[Excerpts from an interface dataset]
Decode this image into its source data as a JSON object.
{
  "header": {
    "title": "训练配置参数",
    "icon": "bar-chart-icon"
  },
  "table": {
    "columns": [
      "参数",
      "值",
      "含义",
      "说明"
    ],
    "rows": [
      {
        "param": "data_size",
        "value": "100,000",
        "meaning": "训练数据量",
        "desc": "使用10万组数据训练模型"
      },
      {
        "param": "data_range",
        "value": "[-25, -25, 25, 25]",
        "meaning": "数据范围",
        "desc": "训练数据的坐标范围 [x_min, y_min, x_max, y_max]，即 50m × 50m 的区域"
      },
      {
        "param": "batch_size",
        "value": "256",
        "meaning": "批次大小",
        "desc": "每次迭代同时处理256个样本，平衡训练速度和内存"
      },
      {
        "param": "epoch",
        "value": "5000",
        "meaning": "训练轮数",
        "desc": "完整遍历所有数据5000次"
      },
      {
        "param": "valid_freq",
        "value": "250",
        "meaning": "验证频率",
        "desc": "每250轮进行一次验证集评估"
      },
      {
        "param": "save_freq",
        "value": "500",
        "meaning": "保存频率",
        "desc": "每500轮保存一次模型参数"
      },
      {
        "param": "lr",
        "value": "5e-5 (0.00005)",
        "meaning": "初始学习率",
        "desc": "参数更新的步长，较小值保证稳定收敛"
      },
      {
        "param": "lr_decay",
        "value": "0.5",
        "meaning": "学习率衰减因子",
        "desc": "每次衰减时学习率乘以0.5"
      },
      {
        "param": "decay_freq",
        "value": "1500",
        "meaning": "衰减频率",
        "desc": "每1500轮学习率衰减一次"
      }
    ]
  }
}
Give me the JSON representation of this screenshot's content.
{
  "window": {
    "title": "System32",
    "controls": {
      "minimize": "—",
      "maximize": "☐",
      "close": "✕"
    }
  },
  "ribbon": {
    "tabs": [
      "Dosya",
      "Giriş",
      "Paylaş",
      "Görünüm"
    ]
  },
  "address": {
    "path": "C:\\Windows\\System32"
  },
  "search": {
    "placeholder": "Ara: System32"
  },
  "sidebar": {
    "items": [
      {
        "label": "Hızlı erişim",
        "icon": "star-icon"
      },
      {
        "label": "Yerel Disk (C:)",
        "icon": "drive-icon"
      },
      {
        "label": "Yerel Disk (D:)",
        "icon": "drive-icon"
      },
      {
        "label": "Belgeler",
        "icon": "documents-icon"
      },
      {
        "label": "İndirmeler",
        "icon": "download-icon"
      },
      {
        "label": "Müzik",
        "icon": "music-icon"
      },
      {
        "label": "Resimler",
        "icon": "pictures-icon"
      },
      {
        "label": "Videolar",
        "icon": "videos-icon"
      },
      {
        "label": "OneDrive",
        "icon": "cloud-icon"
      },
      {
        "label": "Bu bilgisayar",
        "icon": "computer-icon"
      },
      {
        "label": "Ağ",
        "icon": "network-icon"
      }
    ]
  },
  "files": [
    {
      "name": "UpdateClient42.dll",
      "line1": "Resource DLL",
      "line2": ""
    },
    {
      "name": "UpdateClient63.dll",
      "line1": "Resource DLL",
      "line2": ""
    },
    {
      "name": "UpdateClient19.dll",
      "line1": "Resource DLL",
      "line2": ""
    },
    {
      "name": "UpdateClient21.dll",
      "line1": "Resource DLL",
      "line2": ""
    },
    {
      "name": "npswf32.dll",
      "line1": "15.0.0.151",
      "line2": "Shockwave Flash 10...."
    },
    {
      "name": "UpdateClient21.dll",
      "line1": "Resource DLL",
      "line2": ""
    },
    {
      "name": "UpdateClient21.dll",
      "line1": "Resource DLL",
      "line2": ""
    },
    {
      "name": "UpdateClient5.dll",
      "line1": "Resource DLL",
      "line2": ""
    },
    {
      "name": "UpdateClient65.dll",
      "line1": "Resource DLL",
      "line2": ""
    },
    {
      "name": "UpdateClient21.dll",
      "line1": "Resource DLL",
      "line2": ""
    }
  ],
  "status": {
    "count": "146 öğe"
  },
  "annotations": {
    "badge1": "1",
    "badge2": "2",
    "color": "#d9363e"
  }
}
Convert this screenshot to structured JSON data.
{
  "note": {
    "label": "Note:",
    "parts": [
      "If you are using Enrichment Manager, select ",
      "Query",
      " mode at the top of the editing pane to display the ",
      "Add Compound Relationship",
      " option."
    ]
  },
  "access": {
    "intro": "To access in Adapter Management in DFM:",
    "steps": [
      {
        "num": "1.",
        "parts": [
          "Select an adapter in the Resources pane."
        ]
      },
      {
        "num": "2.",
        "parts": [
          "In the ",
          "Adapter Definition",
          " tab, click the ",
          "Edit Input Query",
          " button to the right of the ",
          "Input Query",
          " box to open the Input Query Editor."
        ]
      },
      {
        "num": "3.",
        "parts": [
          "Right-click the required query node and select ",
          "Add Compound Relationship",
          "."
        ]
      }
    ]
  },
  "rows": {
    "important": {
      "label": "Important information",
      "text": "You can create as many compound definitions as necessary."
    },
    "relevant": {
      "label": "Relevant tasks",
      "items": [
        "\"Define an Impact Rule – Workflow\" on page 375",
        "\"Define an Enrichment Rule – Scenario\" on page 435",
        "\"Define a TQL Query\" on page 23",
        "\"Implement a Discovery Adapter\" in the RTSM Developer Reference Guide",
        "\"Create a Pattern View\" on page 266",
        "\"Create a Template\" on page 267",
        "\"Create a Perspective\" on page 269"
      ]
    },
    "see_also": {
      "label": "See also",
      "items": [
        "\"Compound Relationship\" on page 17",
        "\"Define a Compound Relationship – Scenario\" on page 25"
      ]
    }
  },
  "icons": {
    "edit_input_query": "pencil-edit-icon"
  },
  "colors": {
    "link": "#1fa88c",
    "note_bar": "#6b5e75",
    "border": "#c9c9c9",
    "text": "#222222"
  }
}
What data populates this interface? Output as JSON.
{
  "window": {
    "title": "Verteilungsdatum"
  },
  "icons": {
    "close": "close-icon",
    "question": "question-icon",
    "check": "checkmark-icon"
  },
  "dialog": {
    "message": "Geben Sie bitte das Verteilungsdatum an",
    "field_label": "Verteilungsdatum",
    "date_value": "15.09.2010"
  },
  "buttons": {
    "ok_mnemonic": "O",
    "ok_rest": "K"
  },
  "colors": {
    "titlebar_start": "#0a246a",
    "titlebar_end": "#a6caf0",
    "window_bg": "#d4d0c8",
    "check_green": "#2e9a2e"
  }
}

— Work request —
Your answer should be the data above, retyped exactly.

— Reply to the task —
Decode this image into its source data as a JSON object.
{
  "header": {
    "title": "训练配置参数",
    "icon": "bar-chart-icon"
  },
  "table": {
    "columns": [
      "参数",
      "值",
      "含义",
      "说明"
    ],
    "rows": [
      {
        "param": "data_size",
        "value": "100,000",
        "meaning": "训练数据量",
        "desc": "使用10万组数据训练模型"
      },
      {
        "param": "data_range",
        "value": "[-25, -25, 25, 25]",
        "meaning": "数据范围",
        "desc": "训练数据的坐标范围 [x_min, y_min, x_max, y_max]，即 50m × 50m 的区域"
      },
      {
        "param": "batch_size",
        "value": "256",
        "meaning": "批次大小",
        "desc": "每次迭代同时处理256个样本，平衡训练速度和内存"
      },
      {
        "param": "epoch",
        "value": "5000",
        "meaning": "训练轮数",
        "desc": "完整遍历所有数据5000次"
      },
      {
        "param": "valid_freq",
        "value": "250",
        "meaning": "验证频率",
        "desc": "每250轮进行一次验证集评估"
      },
      {
        "param": "save_freq",
        "value": "500",
        "meaning": "保存频率",
        "desc": "每500轮保存一次模型参数"
      },
      {
        "param": "lr",
        "value": "5e-5 (0.00005)",
        "meaning": "初始学习率",
        "desc": "参数更新的步长，较小值保证稳定收敛"
      },
      {
        "param": "lr_decay",
        "value": "0.5",
        "meaning": "学习率衰减因子",
        "desc": "每次衰减时学习率乘以0.5"
      },
      {
        "param": "decay_freq",
        "value": "1500",
        "meaning": "衰减频率",
        "desc": "每1500轮学习率衰减一次"
      }
    ]
  }
}
Give me the JSON representation of this screenshot's content.
{
  "window": {
    "title": "System32",
    "controls": {
      "minimize": "—",
      "maximize": "☐",
      "close": "✕"
    }
  },
  "ribbon": {
    "tabs": [
      "Dosya",
      "Giriş",
      "Paylaş",
      "Görünüm"
    ]
  },
  "address": {
    "path": "C:\\Windows\\System32"
  },
  "search": {
    "placeholder": "Ara: System32"
  },
  "sidebar": {
    "items": [
      {
        "label": "Hızlı erişim",
        "icon": "star-icon"
      },
      {
        "label": "Yerel Disk (C:)",
        "icon": "drive-icon"
      },
      {
        "label": "Yerel Disk (D:)",
        "icon": "drive-icon"
      },
      {
        "label": "Belgeler",
        "icon": "documents-icon"
      },
      {
        "label": "İndirmeler",
        "icon": "download-icon"
      },
      {
        "label": "Müzik",
        "icon": "music-icon"
      },
      {
        "label": "Resimler",
        "icon": "pictures-icon"
      },
      {
        "label": "Videolar",
        "icon": "videos-icon"
      },
      {
        "label": "OneDrive",
        "icon": "cloud-icon"
      },
      {
        "label": "Bu bilgisayar",
        "icon": "computer-icon"
      },
      {
        "label": "Ağ",
        "icon": "network-icon"
      }
    ]
  },
  "files": [
    {
      "name": "UpdateClient42.dll",
      "line1": "Resource DLL",
      "line2": ""
    },
    {
      "name": "UpdateClient63.dll",
      "line1": "Resource DLL",
      "line2": ""
    },
    {
      "name": "UpdateClient19.dll",
      "line1": "Resource DLL",
      "line2": ""
    },
    {
      "name": "UpdateClient21.dll",
      "line1": "Resource DLL",
      "line2": ""
    },
    {
      "name": "npswf32.dll",
      "line1": "15.0.0.151",
      "line2": "Shockwave Flash 10...."
    },
    {
      "name": "UpdateClient21.dll",
      "line1": "Resource DLL",
      "line2": ""
    },
    {
      "name": "UpdateClient21.dll",
      "line1": "Resource DLL",
      "line2": ""
    },
    {
      "name": "UpdateClient5.dll",
      "line1": "Resource DLL",
      "line2": ""
    },
    {
      "name": "UpdateClient65.dll",
      "line1": "Resource DLL",
      "line2": ""
    },
    {
      "name": "UpdateClient21.dll",
      "line1": "Resource DLL",
      "line2": ""
    }
  ],
  "status": {
    "count": "146 öğe"
  },
  "annotations": {
    "badge1": "1",
    "badge2": "2",
    "color": "#d9363e"
  }
}
Convert this screenshot to structured JSON data.
{
  "note": {
    "label": "Note:",
    "parts": [
      "If you are using Enrichment Manager, select ",
      "Query",
      " mode at the top of the editing pane to display the ",
      "Add Compound Relationship",
      " option."
    ]
  },
  "access": {
    "intro": "To access in Adapter Management in DFM:",
    "steps": [
      {
        "num": "1.",
        "parts": [
          "Select an adapter in the Resources pane."
        ]
      },
      {
        "num": "2.",
        "parts": [
          "In the ",
          "Adapter Definition",
          " tab, click the ",
          "Edit Input Query",
          " button to the right of the ",
          "Input Query",
          " box to open the Input Query Editor."
        ]
      },
      {
        "num": "3.",
        "parts": [
          "Right-click the required query node and select ",
          "Add Compound Relationship",
          "."
        ]
      }
    ]
  },
  "rows": {
    "important": {
      "label": "Important information",
      "text": "You can create as many compound definitions as necessary."
    },
    "relevant": {
      "label": "Relevant tasks",
      "items": [
        "\"Define an Impact Rule – Workflow\" on page 375",
        "\"Define an Enrichment Rule – Scenario\" on page 435",
        "\"Define a TQL Query\" on page 23",
        "\"Implement a Discovery Adapter\" in the RTSM Developer Reference Guide",
        "\"Create a Pattern View\" on page 266",
        "\"Create a Template\" on page 267",
        "\"Create a Perspective\" on page 269"
      ]
    },
    "see_also": {
      "label": "See also",
      "items": [
        "\"Compound Relationship\" on page 17",
        "\"Define a Compound Relationship – Scenario\" on page 25"
      ]
    }
  },
  "icons": {
    "edit_input_query": "pencil-edit-icon"
  },
  "colors": {
    "link": "#1fa88c",
    "note_bar": "#6b5e75",
    "border": "#c9c9c9",
    "text": "#222222"
  }
}
What data populates this interface? Output as JSON.
{
  "window": {
    "title": "Verteilungsdatum"
  },
  "icons": {
    "close": "close-icon",
    "question": "question-icon",
    "check": "checkmark-icon"
  },
  "dialog": {
    "message": "Geben Sie bitte das Verteilungsdatum an",
    "field_label": "Verteilungsdatum",
    "date_value": "15.09.2010"
  },
  "buttons": {
    "ok_mnemonic": "O",
    "ok_rest": "K"
  },
  "colors": {
    "titlebar_start": "#0a246a",
    "titlebar_end": "#a6caf0",
    "window_bg": "#d4d0c8",
    "check_green": "#2e9a2e"
  }
}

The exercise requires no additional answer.